▶ _Task requirements_
Retype all of the data without changing a single word.

*** Begin section ***

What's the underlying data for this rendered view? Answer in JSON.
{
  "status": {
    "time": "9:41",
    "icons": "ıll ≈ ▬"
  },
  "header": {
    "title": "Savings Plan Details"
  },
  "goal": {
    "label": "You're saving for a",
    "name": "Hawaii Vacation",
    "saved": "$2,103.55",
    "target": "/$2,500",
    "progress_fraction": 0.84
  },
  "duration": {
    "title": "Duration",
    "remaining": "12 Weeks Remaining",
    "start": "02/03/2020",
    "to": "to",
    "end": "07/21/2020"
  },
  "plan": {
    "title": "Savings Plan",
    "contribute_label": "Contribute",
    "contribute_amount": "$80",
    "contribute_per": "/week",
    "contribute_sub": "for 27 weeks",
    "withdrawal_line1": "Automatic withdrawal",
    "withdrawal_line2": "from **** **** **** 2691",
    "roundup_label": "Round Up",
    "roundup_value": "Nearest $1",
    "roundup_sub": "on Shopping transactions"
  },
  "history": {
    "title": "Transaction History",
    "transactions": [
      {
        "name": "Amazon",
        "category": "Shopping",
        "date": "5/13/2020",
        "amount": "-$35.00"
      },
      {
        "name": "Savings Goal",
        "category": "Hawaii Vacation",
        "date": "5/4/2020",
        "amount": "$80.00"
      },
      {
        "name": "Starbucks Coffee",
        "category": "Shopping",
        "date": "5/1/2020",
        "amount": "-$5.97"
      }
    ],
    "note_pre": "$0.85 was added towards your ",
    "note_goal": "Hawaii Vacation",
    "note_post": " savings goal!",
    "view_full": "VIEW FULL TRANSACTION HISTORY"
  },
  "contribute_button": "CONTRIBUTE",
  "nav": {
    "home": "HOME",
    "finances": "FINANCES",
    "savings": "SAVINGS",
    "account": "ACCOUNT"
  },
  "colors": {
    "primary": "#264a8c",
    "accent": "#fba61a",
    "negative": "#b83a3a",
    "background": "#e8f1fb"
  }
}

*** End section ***

▶ _Exercise result_
What's the underlying data for this rendered view? Answer in JSON.
{
  "status": {
    "time": "9:41",
    "icons": "ıll ≈ ▬"
  },
  "header": {
    "title": "Savings Plan Details"
  },
  "goal": {
    "label": "You're saving for a",
    "name": "Hawaii Vacation",
    "saved": "$2,103.55",
    "target": "/$2,500",
    "progress_fraction": 0.84
  },
  "duration": {
    "title": "Duration",
    "remaining": "12 Weeks Remaining",
    "start": "02/03/2020",
    "to": "to",
    "end": "07/21/2020"
  },
  "plan": {
    "title": "Savings Plan",
    "contribute_label": "Contribute",
    "contribute_amount": "$80",
    "contribute_per": "/week",
    "contribute_sub": "for 27 weeks",
    "withdrawal_line1": "Automatic withdrawal",
    "withdrawal_line2": "from **** **** **** 2691",
    "roundup_label": "Round Up",
    "roundup_value": "Nearest $1",
    "roundup_sub": "on Shopping transactions"
  },
  "history": {
    "title": "Transaction History",
    "transactions": [
      {
        "name": "Amazon",
        "category": "Shopping",
        "date": "5/13/2020",
        "amount": "-$35.00"
      },
      {
        "name": "Savings Goal",
        "category": "Hawaii Vacation",
        "date": "5/4/2020",
        "amount": "$80.00"
      },
      {
        "name": "Starbucks Coffee",
        "category": "Shopping",
        "date": "5/1/2020",
        "amount": "-$5.97"
      }
    ],
    "note_pre": "$0.85 was added towards your ",
    "note_goal": "Hawaii Vacation",
    "note_post": " savings goal!",
    "view_full": "VIEW FULL TRANSACTION HISTORY"
  },
  "contribute_button": "CONTRIBUTE",
  "nav": {
    "home": "HOME",
    "finances": "FINANCES",
    "savings": "SAVINGS",
    "account": "ACCOUNT"
  },
  "colors": {
    "primary": "#264a8c",
    "accent": "#fba61a",
    "negative": "#b83a3a",
    "background": "#e8f1fb"
  }
}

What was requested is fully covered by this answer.